===== INPUT =====

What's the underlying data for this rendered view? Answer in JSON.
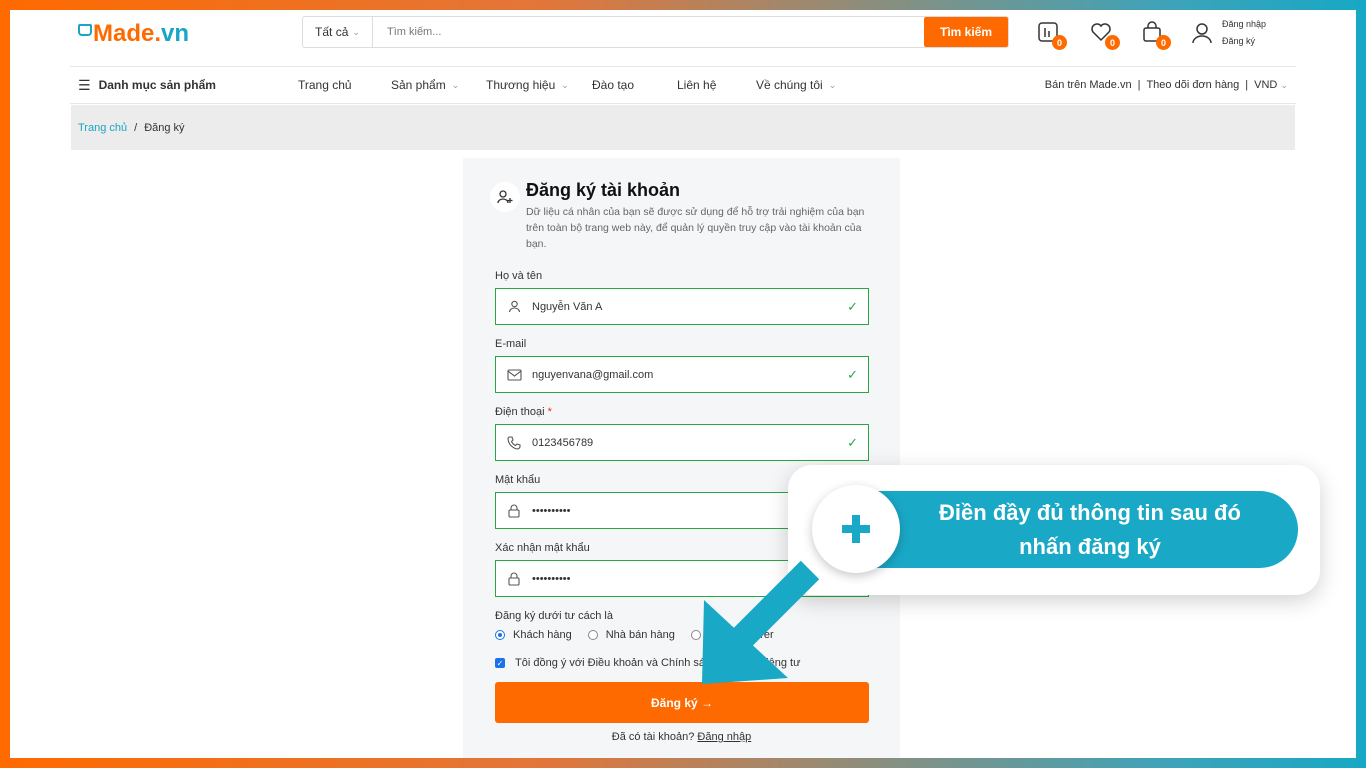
{
  "header": {
    "logo": {
      "part1": "Made",
      "dot": ".",
      "part2": "vn"
    },
    "search": {
      "category": "Tất cả",
      "placeholder": "Tìm kiếm...",
      "button": "Tìm kiếm"
    },
    "compare_count": "0",
    "wishlist_count": "0",
    "cart_count": "0",
    "account": {
      "login": "Đăng nhập",
      "register": "Đăng ký"
    }
  },
  "nav": {
    "categories": "Danh mục sản phẩm",
    "links": [
      "Trang chủ",
      "Sản phẩm",
      "Thương hiệu",
      "Đào tạo",
      "Liên hệ",
      "Về chúng tôi"
    ],
    "right": {
      "sell": "Bán trên Made.vn",
      "sep1": "|",
      "track": "Theo dõi đơn hàng",
      "sep2": "|",
      "currency": "VND"
    }
  },
  "breadcrumb": {
    "home": "Trang chủ",
    "sep": "/",
    "current": "Đăng ký"
  },
  "form": {
    "title": "Đăng ký tài khoản",
    "description": "Dữ liệu cá nhân của bạn sẽ được sử dụng để hỗ trợ trải nghiệm của bạn trên toàn bộ trang web này, để quản lý quyền truy cập vào tài khoản của bạn.",
    "fields": {
      "name": {
        "label": "Họ và tên",
        "value": "Nguyễn Văn A"
      },
      "email": {
        "label": "E-mail",
        "value": "nguyenvana@gmail.com"
      },
      "phone": {
        "label": "Điện thoại",
        "required": "*",
        "value": "0123456789"
      },
      "password": {
        "label": "Mật khẩu",
        "value": "••••••••••"
      },
      "confirm": {
        "label": "Xác nhận mật khẩu",
        "value": "••••••••••"
      }
    },
    "role_label": "Đăng ký dưới tư cách là",
    "roles": [
      "Khách hàng",
      "Nhà bán hàng",
      "Manufacturer"
    ],
    "agree_text": "Tôi đồng ý với Điều khoản và Chính sách bảo mật riêng tư",
    "submit": "Đăng ký →",
    "login_prompt": "Đã có tài khoản?",
    "login_link": "Đăng nhập"
  },
  "callout": {
    "line1": "Điền đầy đủ thông tin sau đó",
    "line2": "nhấn đăng ký"
  },
  "colors": {
    "brand_orange": "#ff6a00",
    "brand_teal": "#19a8c6",
    "valid_green": "#28a745"
  }
}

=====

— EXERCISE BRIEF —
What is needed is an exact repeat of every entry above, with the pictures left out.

— RESPONSE BOX —
What's the underlying data for this rendered view? Answer in JSON.
{
  "header": {
    "logo": {
      "part1": "Made",
      "dot": ".",
      "part2": "vn"
    },
    "search": {
      "category": "Tất cả",
      "placeholder": "Tìm kiếm...",
      "button": "Tìm kiếm"
    },
    "compare_count": "0",
    "wishlist_count": "0",
    "cart_count": "0",
    "account": {
      "login": "Đăng nhập",
      "register": "Đăng ký"
    }
  },
  "nav": {
    "categories": "Danh mục sản phẩm",
    "links": [
      "Trang chủ",
      "Sản phẩm",
      "Thương hiệu",
      "Đào tạo",
      "Liên hệ",
      "Về chúng tôi"
    ],
    "right": {
      "sell": "Bán trên Made.vn",
      "sep1": "|",
      "track": "Theo dõi đơn hàng",
      "sep2": "|",
      "currency": "VND"
    }
  },
  "breadcrumb": {
    "home": "Trang chủ",
    "sep": "/",
    "current": "Đăng ký"
  },
  "form": {
    "title": "Đăng ký tài khoản",
    "description": "Dữ liệu cá nhân của bạn sẽ được sử dụng để hỗ trợ trải nghiệm của bạn trên toàn bộ trang web này, để quản lý quyền truy cập vào tài khoản của bạn.",
    "fields": {
      "name": {
        "label": "Họ và tên",
        "value": "Nguyễn Văn A"
      },
      "email": {
        "label": "E-mail",
        "value": "nguyenvana@gmail.com"
      },
      "phone": {
        "label": "Điện thoại",
        "required": "*",
        "value": "0123456789"
      },
      "password": {
        "label": "Mật khẩu",
        "value": "••••••••••"
      },
      "confirm": {
        "label": "Xác nhận mật khẩu",
        "value": "••••••••••"
      }
    },
    "role_label": "Đăng ký dưới tư cách là",
    "roles": [
      "Khách hàng",
      "Nhà bán hàng",
      "Manufacturer"
    ],
    "agree_text": "Tôi đồng ý với Điều khoản và Chính sách bảo mật riêng tư",
    "submit": "Đăng ký →",
    "login_prompt": "Đã có tài khoản?",
    "login_link": "Đăng nhập"
  },
  "callout": {
    "line1": "Điền đầy đủ thông tin sau đó",
    "line2": "nhấn đăng ký"
  },
  "colors": {
    "brand_orange": "#ff6a00",
    "brand_teal": "#19a8c6",
    "valid_green": "#28a745"
  }
}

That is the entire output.